→ **Extracted material**:
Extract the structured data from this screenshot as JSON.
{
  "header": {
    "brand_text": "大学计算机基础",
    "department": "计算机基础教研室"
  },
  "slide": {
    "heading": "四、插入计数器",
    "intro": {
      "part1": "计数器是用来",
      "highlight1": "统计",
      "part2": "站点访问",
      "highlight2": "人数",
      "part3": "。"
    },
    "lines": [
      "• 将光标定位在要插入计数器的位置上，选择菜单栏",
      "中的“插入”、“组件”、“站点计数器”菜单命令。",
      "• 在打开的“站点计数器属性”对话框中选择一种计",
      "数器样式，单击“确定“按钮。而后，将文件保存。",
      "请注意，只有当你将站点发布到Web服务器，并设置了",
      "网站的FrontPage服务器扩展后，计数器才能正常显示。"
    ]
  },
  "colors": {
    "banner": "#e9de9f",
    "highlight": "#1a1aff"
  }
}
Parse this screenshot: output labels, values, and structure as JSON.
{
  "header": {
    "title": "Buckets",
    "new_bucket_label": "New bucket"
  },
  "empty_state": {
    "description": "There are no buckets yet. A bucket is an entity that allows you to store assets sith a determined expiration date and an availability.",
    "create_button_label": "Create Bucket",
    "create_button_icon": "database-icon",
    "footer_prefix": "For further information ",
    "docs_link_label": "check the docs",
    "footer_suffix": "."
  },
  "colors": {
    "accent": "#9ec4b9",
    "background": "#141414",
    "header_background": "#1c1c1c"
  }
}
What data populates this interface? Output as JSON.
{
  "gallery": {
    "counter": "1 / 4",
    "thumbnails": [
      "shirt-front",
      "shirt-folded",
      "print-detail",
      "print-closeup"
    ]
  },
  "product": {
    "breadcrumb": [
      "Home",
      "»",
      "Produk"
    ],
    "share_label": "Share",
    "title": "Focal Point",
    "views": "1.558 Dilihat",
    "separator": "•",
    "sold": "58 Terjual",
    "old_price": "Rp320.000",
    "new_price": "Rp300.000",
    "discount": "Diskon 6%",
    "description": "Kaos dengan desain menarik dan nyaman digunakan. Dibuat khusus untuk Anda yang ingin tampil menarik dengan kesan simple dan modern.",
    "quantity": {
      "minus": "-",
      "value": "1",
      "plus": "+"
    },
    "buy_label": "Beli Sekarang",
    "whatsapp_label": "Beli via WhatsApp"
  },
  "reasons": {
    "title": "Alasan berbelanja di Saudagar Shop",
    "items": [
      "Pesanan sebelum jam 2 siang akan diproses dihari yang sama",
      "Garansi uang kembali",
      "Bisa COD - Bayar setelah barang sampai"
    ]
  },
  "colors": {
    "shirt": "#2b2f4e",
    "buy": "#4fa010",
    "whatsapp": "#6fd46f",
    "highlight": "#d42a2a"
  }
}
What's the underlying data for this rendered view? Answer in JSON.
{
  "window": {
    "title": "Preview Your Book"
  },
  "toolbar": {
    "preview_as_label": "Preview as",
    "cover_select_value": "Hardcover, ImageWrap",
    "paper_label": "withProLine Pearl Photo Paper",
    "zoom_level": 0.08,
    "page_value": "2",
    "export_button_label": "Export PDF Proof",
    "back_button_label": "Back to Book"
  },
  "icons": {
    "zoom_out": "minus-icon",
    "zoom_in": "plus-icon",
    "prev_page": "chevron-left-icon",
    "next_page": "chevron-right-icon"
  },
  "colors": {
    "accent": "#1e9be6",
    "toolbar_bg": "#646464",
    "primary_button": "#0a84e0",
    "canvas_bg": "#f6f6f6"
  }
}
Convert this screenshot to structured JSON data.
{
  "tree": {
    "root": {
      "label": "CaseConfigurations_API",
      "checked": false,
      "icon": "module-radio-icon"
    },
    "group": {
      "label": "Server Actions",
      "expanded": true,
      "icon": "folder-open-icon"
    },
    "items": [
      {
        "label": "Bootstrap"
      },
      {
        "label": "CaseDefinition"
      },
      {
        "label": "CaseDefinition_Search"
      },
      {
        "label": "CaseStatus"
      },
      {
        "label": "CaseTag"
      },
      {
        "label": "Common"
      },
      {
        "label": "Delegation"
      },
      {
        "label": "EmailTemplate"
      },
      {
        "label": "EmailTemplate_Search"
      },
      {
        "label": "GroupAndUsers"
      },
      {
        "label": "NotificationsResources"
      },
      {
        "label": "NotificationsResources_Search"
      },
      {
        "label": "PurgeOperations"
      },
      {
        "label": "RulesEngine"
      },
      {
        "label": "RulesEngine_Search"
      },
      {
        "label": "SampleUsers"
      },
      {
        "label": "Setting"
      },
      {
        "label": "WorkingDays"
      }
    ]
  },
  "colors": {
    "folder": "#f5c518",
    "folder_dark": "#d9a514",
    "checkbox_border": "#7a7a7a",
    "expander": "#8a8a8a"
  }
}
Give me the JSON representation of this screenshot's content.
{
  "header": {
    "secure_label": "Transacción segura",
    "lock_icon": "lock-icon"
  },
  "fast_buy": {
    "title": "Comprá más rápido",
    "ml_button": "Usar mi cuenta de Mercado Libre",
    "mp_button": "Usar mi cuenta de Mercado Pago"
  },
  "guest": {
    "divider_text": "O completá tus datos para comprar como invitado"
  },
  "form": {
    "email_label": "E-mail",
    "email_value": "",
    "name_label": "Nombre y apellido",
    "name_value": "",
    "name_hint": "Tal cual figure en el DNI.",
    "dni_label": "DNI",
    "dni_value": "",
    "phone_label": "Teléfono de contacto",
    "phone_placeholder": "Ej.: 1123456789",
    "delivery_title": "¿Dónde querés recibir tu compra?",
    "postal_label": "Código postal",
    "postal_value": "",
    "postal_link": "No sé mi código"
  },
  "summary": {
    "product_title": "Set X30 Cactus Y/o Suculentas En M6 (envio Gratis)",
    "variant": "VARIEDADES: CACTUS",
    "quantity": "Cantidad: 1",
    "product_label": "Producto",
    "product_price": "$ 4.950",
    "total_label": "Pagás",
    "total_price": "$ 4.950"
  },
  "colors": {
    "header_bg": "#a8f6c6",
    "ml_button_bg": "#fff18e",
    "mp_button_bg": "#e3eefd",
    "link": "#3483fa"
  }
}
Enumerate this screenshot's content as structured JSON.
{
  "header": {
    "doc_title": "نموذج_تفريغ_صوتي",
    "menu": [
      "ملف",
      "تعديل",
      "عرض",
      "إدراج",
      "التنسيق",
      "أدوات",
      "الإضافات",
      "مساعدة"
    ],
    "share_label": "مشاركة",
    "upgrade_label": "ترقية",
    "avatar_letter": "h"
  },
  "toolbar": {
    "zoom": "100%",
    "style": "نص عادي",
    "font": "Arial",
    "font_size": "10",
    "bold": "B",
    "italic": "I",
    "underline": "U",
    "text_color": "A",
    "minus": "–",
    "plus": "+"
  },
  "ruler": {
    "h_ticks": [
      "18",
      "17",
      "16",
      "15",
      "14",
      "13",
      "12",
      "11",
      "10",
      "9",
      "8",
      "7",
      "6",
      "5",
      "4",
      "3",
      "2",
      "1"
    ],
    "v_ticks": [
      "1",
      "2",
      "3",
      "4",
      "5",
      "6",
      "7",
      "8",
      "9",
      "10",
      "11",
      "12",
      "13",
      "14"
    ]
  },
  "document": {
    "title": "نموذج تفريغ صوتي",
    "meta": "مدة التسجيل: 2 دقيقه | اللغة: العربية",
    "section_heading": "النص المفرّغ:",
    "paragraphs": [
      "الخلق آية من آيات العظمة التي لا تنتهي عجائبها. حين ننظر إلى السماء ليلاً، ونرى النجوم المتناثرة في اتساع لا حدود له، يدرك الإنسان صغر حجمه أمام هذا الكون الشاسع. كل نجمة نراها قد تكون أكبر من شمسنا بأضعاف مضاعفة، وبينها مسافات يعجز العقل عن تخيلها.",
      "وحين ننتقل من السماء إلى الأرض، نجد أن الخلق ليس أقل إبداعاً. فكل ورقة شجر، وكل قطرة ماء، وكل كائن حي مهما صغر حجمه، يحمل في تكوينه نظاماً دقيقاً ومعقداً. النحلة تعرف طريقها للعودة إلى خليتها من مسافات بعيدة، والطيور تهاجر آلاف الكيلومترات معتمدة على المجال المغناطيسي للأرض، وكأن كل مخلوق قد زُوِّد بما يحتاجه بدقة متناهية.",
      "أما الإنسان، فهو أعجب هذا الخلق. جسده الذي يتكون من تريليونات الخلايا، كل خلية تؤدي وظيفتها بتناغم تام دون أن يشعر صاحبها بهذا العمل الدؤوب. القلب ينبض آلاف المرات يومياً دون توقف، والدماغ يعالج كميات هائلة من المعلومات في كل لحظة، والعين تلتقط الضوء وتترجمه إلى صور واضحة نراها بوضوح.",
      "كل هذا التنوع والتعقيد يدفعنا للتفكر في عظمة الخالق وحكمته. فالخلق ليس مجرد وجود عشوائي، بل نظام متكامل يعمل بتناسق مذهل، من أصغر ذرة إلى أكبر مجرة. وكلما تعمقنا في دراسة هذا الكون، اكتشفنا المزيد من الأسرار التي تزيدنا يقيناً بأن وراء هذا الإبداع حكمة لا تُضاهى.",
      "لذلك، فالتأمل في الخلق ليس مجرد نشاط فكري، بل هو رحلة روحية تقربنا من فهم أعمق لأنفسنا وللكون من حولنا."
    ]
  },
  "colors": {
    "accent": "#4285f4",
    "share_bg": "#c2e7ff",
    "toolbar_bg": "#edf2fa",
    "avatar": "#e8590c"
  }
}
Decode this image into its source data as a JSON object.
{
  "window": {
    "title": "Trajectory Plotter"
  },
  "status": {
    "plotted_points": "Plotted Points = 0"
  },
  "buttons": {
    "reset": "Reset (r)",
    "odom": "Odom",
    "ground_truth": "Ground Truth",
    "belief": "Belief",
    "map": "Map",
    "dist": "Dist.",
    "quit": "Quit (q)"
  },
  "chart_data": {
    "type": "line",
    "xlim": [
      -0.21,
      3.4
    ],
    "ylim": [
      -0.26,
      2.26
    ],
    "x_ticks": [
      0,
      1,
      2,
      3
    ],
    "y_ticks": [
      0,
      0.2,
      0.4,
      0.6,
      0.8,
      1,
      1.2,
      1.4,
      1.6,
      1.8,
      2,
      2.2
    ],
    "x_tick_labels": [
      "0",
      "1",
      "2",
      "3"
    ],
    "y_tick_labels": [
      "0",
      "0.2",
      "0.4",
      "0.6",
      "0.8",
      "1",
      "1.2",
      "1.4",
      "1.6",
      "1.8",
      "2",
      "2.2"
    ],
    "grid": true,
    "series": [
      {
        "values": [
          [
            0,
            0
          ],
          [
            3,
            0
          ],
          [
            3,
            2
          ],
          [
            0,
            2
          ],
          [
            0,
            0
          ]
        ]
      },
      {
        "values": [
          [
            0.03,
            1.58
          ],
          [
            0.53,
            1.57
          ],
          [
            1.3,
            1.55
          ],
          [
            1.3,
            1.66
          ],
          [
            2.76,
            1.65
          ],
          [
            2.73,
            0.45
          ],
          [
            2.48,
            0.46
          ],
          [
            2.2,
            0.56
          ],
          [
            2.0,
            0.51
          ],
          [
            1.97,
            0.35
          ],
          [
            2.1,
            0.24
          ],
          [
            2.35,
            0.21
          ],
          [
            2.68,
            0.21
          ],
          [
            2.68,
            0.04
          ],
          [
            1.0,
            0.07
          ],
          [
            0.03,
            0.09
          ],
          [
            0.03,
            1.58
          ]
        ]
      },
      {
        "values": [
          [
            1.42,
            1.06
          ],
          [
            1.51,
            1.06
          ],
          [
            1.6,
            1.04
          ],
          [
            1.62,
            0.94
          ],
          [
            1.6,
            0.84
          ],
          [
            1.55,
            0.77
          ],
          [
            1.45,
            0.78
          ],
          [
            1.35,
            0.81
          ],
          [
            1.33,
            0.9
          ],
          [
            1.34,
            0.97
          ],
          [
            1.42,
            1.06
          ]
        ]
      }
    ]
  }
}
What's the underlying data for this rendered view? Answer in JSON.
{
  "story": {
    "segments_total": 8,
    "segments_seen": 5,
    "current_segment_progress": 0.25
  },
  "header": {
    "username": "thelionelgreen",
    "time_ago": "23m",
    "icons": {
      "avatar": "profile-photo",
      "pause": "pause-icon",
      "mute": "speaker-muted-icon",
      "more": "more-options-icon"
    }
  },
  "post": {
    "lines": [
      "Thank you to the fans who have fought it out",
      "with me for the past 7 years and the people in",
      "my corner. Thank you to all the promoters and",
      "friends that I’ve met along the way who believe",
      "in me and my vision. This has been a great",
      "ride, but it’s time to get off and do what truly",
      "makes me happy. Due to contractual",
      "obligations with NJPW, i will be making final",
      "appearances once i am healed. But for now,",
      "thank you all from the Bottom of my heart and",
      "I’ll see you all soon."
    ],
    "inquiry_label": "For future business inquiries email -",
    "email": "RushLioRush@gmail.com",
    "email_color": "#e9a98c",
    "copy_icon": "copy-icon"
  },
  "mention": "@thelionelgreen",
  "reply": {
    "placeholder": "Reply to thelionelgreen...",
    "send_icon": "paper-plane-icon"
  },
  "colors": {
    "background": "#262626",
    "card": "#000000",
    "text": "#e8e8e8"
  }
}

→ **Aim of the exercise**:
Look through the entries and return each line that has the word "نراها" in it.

→ **Response area**:
      "الخلق آية من آيات العظمة التي لا تنتهي عجائبها. حين ننظر إلى السماء ليلاً، ونرى النجوم المتناثرة في اتساع لا حدود له، يدرك الإنسان صغر حجمه أمام هذا الكون الشاسع. كل نجمة نراها قد تكون أكبر من شمسنا بأضعاف مضاعفة، وبينها مسافات يعجز العقل عن تخيلها.",
      "أما الإنسان، فهو أعجب هذا الخلق. جسده الذي يتكون من تريليونات الخلايا، كل خلية تؤدي وظيفتها بتناغم تام دون أن يشعر صاحبها بهذا العمل الدؤوب. القلب ينبض آلاف المرات يومياً دون توقف، والدماغ يعالج كميات هائلة من المعلومات في كل لحظة، والعين تلتقط الضوء وتترجمه إلى صور واضحة نراها بوضوح.",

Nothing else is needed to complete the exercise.